By Ron Pollack,


Americans want Congress to improve the Affordable Care Act, not repeal it, according to two recent polls from Kaiser Tracking Health and Garin Hart Yang Research Group. But a special election in Florida this week has political analysts looking for clues on how candidates’ views on the Affordable Care Act will play out in midterm elections later this year.

On Tuesday, Republican David Jolly—who  ran on a platform to repeal the Affordable Care Act—defeated Democrat Alex Sink to win a tight election replacing a Republican (C.W. “Bill” Young) who served for 42 years. Leading up to that election, Independents favored a Democrat who vowed to improve the Affordable Care Act over a Republican who supported the repeal (by a margin of 57 percent to 31 percent), according to Democratic pollster Geoff Garin.

The race focused heavily on the merits of the Affordable Care Act. Alex Sink attacked Jolly for supporting antiquated policies like reverting back to the days when health insurance companies could deny people coverage based on a pre-existing condition. Sink’s adspromised to “keep what’s right and fix what’s wrong” with the Affordable Care Act. Interestingly, polling shows that voters were equally (or perhaps more) concerned about Jolly’s position to repeal the law as they were about Sink’s support of the law.

Republican strategists are pointing to Sink’s loss as a warning sign that support for the Affordable Care Act will spell trouble for Democratic candidates this November. Democrats, in turn, point to poor voter turnout among their supporters.

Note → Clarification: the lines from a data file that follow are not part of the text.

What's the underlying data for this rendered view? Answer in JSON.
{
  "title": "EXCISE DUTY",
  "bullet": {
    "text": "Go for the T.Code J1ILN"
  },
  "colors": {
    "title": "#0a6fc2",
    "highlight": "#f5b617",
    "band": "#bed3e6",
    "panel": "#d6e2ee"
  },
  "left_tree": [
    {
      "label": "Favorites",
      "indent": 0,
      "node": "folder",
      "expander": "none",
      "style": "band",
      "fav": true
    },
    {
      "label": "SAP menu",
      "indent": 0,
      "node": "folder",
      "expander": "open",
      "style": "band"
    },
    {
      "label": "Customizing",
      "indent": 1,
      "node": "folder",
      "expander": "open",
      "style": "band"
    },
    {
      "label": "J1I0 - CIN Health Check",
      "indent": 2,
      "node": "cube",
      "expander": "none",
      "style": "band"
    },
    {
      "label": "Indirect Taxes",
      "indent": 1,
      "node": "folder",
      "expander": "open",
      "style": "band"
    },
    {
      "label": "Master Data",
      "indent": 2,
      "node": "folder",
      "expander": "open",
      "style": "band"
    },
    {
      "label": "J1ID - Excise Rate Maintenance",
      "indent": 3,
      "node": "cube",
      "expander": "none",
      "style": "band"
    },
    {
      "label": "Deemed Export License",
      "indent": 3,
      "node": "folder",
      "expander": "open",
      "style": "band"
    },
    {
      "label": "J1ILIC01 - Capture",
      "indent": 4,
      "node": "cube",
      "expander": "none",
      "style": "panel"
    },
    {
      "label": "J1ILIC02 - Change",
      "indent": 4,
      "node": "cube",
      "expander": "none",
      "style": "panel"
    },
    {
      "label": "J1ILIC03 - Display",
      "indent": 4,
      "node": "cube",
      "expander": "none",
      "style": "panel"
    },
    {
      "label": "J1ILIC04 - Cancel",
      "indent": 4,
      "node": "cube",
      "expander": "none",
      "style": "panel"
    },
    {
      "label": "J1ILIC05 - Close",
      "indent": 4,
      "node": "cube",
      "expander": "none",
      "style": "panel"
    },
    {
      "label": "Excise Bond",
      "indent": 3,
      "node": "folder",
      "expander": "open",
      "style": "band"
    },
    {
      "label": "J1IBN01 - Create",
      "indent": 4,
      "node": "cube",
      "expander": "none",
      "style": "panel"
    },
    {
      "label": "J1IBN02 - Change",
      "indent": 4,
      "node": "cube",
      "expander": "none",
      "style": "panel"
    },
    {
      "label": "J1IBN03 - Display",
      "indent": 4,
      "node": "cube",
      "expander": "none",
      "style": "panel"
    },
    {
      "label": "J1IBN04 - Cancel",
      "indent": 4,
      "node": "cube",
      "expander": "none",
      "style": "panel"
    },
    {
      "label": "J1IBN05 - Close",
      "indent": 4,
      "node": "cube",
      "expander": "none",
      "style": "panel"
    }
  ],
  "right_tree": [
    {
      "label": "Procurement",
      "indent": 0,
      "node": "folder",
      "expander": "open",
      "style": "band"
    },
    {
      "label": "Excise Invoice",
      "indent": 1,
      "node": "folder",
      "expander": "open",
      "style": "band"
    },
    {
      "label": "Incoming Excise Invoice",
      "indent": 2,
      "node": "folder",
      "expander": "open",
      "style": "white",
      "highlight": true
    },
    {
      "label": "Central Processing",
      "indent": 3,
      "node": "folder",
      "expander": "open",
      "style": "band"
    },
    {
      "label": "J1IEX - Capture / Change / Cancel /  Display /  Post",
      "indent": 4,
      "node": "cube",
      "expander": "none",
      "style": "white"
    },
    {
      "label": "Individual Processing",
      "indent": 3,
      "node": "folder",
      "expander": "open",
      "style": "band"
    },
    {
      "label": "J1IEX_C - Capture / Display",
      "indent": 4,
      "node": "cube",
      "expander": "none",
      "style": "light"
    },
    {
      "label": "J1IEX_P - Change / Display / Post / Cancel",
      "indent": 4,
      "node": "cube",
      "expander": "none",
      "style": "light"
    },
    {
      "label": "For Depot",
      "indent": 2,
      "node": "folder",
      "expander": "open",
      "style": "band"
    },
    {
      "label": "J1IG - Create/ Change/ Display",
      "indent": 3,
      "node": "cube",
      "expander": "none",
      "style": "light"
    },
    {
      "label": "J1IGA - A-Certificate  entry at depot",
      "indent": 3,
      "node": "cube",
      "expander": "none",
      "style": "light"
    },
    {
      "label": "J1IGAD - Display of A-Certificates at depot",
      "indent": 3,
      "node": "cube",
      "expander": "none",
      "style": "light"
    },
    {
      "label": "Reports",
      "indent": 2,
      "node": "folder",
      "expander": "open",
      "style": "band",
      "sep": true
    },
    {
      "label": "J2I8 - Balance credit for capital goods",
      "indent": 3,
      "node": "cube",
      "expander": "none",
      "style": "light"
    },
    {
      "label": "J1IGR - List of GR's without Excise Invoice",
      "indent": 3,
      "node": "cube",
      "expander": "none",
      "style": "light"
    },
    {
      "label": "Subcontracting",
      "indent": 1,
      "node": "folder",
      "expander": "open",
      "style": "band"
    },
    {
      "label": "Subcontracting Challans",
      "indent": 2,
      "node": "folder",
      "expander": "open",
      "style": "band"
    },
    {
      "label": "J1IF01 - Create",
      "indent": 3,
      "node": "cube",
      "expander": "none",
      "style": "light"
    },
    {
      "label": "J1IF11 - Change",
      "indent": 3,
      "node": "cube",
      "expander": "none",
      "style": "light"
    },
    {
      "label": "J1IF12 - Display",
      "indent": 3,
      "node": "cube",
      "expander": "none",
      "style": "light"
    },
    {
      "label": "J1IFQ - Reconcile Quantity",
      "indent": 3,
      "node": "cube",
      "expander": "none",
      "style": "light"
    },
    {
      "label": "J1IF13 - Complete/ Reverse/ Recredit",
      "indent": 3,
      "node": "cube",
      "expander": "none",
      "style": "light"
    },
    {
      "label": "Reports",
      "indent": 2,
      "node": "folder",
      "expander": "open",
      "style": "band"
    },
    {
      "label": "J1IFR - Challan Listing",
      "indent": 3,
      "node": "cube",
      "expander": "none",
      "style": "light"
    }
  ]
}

So what do Tuesday’s election results tell us? These results may not be a good barometer for how the public is thinking about the Affordable Care Act. For example, the Kaiser Health Tracking Poll from February 2014 shows that a majority of the public (56 percent) want Congress to keep the Affordable Care Act in place. Fifty percent of independents want Congress to either keep the law as it is or leave it in place and improve it. And only 33 percent of Independents say they want Congress to repeal the law entirely or repeal the law and replace it with a Republican alternative. Clearly, the story is more complicated than the results of one special election in Florida.